-- Opening Marker --

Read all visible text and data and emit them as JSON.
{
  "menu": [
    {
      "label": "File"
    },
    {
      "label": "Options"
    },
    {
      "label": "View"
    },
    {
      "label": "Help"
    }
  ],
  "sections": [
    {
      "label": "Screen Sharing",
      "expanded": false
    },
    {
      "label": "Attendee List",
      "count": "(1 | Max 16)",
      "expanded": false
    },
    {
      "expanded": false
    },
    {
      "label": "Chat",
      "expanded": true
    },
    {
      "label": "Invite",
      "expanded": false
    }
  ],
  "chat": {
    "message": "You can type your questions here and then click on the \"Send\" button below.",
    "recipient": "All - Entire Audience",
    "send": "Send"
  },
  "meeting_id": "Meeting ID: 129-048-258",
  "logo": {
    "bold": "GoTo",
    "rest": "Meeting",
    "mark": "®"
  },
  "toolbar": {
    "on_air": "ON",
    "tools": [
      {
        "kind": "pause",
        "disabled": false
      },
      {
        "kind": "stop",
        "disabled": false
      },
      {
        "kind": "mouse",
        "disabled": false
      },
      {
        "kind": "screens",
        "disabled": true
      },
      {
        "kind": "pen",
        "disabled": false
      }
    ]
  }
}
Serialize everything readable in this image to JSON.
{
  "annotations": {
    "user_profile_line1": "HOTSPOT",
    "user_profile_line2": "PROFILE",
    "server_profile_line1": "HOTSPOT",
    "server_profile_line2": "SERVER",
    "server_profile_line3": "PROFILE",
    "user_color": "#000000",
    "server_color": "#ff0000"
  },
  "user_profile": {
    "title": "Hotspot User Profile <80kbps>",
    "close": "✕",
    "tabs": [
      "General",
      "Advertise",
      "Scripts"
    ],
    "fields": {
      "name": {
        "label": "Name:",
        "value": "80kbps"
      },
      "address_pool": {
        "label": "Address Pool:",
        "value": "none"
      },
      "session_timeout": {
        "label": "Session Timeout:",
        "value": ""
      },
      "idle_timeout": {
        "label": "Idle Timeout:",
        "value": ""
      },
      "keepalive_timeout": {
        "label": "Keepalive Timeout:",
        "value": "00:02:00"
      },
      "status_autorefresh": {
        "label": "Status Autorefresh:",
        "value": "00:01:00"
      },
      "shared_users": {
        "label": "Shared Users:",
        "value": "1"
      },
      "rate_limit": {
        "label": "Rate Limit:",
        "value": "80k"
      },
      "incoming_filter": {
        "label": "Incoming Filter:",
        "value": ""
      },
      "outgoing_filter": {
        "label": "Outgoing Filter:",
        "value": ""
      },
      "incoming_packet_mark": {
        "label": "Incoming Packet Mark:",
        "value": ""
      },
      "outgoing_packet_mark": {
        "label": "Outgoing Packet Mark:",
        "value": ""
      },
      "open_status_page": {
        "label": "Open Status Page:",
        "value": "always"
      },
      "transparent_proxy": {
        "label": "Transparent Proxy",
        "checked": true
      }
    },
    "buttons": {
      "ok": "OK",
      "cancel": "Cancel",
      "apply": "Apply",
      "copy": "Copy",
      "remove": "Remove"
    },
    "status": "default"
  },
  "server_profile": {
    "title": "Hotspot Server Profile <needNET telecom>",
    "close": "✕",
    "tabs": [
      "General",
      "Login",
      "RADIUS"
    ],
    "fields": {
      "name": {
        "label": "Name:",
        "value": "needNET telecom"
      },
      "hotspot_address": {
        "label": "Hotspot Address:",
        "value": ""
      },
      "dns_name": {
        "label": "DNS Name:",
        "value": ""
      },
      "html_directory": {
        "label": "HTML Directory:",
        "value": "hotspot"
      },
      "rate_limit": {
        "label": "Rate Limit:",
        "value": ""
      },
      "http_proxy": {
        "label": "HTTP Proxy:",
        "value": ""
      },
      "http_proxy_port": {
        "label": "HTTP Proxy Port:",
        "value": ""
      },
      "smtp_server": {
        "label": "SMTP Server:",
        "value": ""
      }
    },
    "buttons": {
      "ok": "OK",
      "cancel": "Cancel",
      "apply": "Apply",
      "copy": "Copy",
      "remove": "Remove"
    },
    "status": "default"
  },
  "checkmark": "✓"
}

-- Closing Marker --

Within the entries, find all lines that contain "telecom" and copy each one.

**YOUR SOLUTION:**
    "title": "Hotspot Server Profile <needNET telecom>",
        "value": "needNET telecom"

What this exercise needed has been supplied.